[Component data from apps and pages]
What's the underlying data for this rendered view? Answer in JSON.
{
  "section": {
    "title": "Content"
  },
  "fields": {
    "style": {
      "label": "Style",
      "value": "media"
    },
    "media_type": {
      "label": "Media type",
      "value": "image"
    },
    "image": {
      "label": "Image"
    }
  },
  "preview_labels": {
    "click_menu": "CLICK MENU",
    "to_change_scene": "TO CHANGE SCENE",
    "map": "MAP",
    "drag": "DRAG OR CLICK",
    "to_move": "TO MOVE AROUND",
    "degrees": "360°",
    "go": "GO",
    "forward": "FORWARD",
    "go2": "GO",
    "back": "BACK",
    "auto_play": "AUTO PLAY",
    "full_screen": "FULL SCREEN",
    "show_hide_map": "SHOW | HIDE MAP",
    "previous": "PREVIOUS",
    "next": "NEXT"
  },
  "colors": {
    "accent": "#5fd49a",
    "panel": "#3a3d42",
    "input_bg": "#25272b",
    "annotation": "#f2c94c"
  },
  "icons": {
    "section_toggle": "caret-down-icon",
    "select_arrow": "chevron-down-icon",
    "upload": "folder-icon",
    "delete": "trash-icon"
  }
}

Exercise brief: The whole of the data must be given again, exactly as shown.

Solution for this problem:
What's the underlying data for this rendered view? Answer in JSON.
{
  "section": {
    "title": "Content"
  },
  "fields": {
    "style": {
      "label": "Style",
      "value": "media"
    },
    "media_type": {
      "label": "Media type",
      "value": "image"
    },
    "image": {
      "label": "Image"
    }
  },
  "preview_labels": {
    "click_menu": "CLICK MENU",
    "to_change_scene": "TO CHANGE SCENE",
    "map": "MAP",
    "drag": "DRAG OR CLICK",
    "to_move": "TO MOVE AROUND",
    "degrees": "360°",
    "go": "GO",
    "forward": "FORWARD",
    "go2": "GO",
    "back": "BACK",
    "auto_play": "AUTO PLAY",
    "full_screen": "FULL SCREEN",
    "show_hide_map": "SHOW | HIDE MAP",
    "previous": "PREVIOUS",
    "next": "NEXT"
  },
  "colors": {
    "accent": "#5fd49a",
    "panel": "#3a3d42",
    "input_bg": "#25272b",
    "annotation": "#f2c94c"
  },
  "icons": {
    "section_toggle": "caret-down-icon",
    "select_arrow": "chevron-down-icon",
    "upload": "folder-icon",
    "delete": "trash-icon"
  }
}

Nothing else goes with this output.